Nothing but an exact copy of the data should be given.

EXERCISE INPUT section start

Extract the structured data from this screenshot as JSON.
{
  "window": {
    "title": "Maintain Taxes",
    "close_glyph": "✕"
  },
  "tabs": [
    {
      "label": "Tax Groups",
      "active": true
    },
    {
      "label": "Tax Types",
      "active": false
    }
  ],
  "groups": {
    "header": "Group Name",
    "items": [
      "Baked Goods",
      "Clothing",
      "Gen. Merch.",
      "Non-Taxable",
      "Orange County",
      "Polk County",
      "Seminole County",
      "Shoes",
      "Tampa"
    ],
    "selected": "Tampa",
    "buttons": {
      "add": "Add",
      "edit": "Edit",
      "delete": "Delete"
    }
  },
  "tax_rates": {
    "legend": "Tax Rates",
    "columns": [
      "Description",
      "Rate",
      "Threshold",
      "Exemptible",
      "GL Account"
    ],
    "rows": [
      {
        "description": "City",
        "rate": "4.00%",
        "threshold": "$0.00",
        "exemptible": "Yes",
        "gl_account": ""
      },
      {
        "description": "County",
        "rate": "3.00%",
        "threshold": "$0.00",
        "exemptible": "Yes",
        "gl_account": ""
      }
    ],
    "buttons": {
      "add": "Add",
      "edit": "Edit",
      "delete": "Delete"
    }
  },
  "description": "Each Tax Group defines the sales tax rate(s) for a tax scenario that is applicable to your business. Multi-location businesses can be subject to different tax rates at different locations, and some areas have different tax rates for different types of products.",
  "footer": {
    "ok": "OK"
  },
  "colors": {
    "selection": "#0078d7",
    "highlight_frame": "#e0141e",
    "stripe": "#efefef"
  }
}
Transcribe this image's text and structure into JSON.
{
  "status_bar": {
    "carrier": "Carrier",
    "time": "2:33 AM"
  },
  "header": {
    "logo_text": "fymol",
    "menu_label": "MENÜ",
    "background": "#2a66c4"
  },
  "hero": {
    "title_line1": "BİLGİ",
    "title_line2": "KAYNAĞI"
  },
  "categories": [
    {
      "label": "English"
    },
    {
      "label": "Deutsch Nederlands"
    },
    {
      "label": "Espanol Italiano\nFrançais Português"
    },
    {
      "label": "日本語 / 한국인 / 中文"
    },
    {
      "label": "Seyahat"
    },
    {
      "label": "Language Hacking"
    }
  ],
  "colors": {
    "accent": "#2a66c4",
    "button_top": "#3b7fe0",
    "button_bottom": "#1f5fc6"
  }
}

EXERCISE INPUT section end

# COMPLETED EXERCISE
Extract the structured data from this screenshot as JSON.
{
  "window": {
    "title": "Maintain Taxes",
    "close_glyph": "✕"
  },
  "tabs": [
    {
      "label": "Tax Groups",
      "active": true
    },
    {
      "label": "Tax Types",
      "active": false
    }
  ],
  "groups": {
    "header": "Group Name",
    "items": [
      "Baked Goods",
      "Clothing",
      "Gen. Merch.",
      "Non-Taxable",
      "Orange County",
      "Polk County",
      "Seminole County",
      "Shoes",
      "Tampa"
    ],
    "selected": "Tampa",
    "buttons": {
      "add": "Add",
      "edit": "Edit",
      "delete": "Delete"
    }
  },
  "tax_rates": {
    "legend": "Tax Rates",
    "columns": [
      "Description",
      "Rate",
      "Threshold",
      "Exemptible",
      "GL Account"
    ],
    "rows": [
      {
        "description": "City",
        "rate": "4.00%",
        "threshold": "$0.00",
        "exemptible": "Yes",
        "gl_account": ""
      },
      {
        "description": "County",
        "rate": "3.00%",
        "threshold": "$0.00",
        "exemptible": "Yes",
        "gl_account": ""
      }
    ],
    "buttons": {
      "add": "Add",
      "edit": "Edit",
      "delete": "Delete"
    }
  },
  "description": "Each Tax Group defines the sales tax rate(s) for a tax scenario that is applicable to your business. Multi-location businesses can be subject to different tax rates at different locations, and some areas have different tax rates for different types of products.",
  "footer": {
    "ok": "OK"
  },
  "colors": {
    "selection": "#0078d7",
    "highlight_frame": "#e0141e",
    "stripe": "#efefef"
  }
}
Transcribe this image's text and structure into JSON.
{
  "status_bar": {
    "carrier": "Carrier",
    "time": "2:33 AM"
  },
  "header": {
    "logo_text": "fymol",
    "menu_label": "MENÜ",
    "background": "#2a66c4"
  },
  "hero": {
    "title_line1": "BİLGİ",
    "title_line2": "KAYNAĞI"
  },
  "categories": [
    {
      "label": "English"
    },
    {
      "label": "Deutsch Nederlands"
    },
    {
      "label": "Espanol Italiano\nFrançais Português"
    },
    {
      "label": "日本語 / 한국인 / 中文"
    },
    {
      "label": "Seyahat"
    },
    {
      "label": "Language Hacking"
    }
  ],
  "colors": {
    "accent": "#2a66c4",
    "button_top": "#3b7fe0",
    "button_bottom": "#1f5fc6"
  }
}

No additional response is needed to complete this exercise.